# [PROVIDED DATA]
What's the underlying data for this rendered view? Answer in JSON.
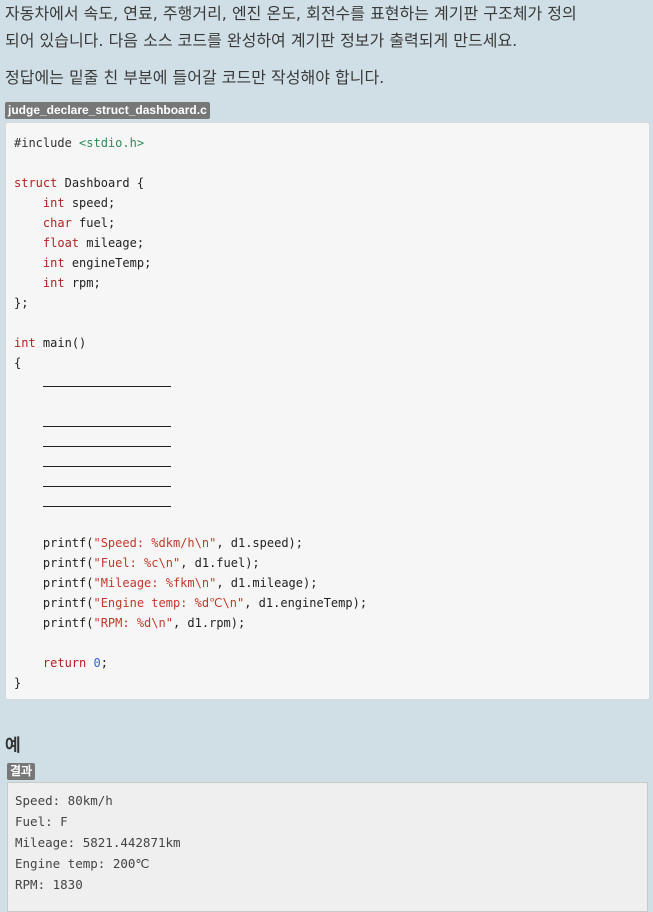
{
  "description": {
    "line1": "자동차에서 속도, 연료, 주행거리, 엔진 온도, 회전수를 표현하는 계기판 구조체가 정의",
    "line2": "되어 있습니다. 다음 소스 코드를 완성하여 계기판 정보가 출력되게 만드세요.",
    "note": "정답에는 밑줄 친 부분에 들어갈 코드만 작성해야 합니다."
  },
  "file": {
    "name": "judge_declare_struct_dashboard.c"
  },
  "code": {
    "include_kw": "#include",
    "include_hdr": "<stdio.h>",
    "struct_kw": "struct",
    "struct_name": "Dashboard {",
    "fields": [
      {
        "type": "int",
        "name": "speed;"
      },
      {
        "type": "char",
        "name": "fuel;"
      },
      {
        "type": "float",
        "name": "mileage;"
      },
      {
        "type": "int",
        "name": "engineTemp;"
      },
      {
        "type": "int",
        "name": "rpm;"
      }
    ],
    "struct_close": "};",
    "main_kw": "int",
    "main_sig": "main()",
    "open_brace": "{",
    "printfs": [
      {
        "fn": "printf(",
        "fmt": "\"Speed: %dkm/h\\n\"",
        "arg": ", d1.speed);"
      },
      {
        "fn": "printf(",
        "fmt": "\"Fuel: %c\\n\"",
        "arg": ", d1.fuel);"
      },
      {
        "fn": "printf(",
        "fmt": "\"Mileage: %fkm\\n\"",
        "arg": ", d1.mileage);"
      },
      {
        "fn": "printf(",
        "fmt": "\"Engine temp: %d℃\\n\"",
        "arg": ", d1.engineTemp);"
      },
      {
        "fn": "printf(",
        "fmt": "\"RPM: %d\\n\"",
        "arg": ", d1.rpm);"
      }
    ],
    "return_kw": "return",
    "return_val": "0",
    "return_end": ";",
    "close_brace": "}"
  },
  "example": {
    "title": "예",
    "result_label": "결과",
    "output": [
      "Speed: 80km/h",
      "Fuel: F",
      "Mileage: 5821.442871km",
      "Engine temp: 200℃",
      "RPM: 1830"
    ]
  }
}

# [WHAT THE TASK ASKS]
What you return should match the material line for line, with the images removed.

# [RESULT OF THE TASK]
What's the underlying data for this rendered view? Answer in JSON.
{
  "description": {
    "line1": "자동차에서 속도, 연료, 주행거리, 엔진 온도, 회전수를 표현하는 계기판 구조체가 정의",
    "line2": "되어 있습니다. 다음 소스 코드를 완성하여 계기판 정보가 출력되게 만드세요.",
    "note": "정답에는 밑줄 친 부분에 들어갈 코드만 작성해야 합니다."
  },
  "file": {
    "name": "judge_declare_struct_dashboard.c"
  },
  "code": {
    "include_kw": "#include",
    "include_hdr": "<stdio.h>",
    "struct_kw": "struct",
    "struct_name": "Dashboard {",
    "fields": [
      {
        "type": "int",
        "name": "speed;"
      },
      {
        "type": "char",
        "name": "fuel;"
      },
      {
        "type": "float",
        "name": "mileage;"
      },
      {
        "type": "int",
        "name": "engineTemp;"
      },
      {
        "type": "int",
        "name": "rpm;"
      }
    ],
    "struct_close": "};",
    "main_kw": "int",
    "main_sig": "main()",
    "open_brace": "{",
    "printfs": [
      {
        "fn": "printf(",
        "fmt": "\"Speed: %dkm/h\\n\"",
        "arg": ", d1.speed);"
      },
      {
        "fn": "printf(",
        "fmt": "\"Fuel: %c\\n\"",
        "arg": ", d1.fuel);"
      },
      {
        "fn": "printf(",
        "fmt": "\"Mileage: %fkm\\n\"",
        "arg": ", d1.mileage);"
      },
      {
        "fn": "printf(",
        "fmt": "\"Engine temp: %d℃\\n\"",
        "arg": ", d1.engineTemp);"
      },
      {
        "fn": "printf(",
        "fmt": "\"RPM: %d\\n\"",
        "arg": ", d1.rpm);"
      }
    ],
    "return_kw": "return",
    "return_val": "0",
    "return_end": ";",
    "close_brace": "}"
  },
  "example": {
    "title": "예",
    "result_label": "결과",
    "output": [
      "Speed: 80km/h",
      "Fuel: F",
      "Mileage: 5821.442871km",
      "Engine temp: 200℃",
      "RPM: 1830"
    ]
  }
}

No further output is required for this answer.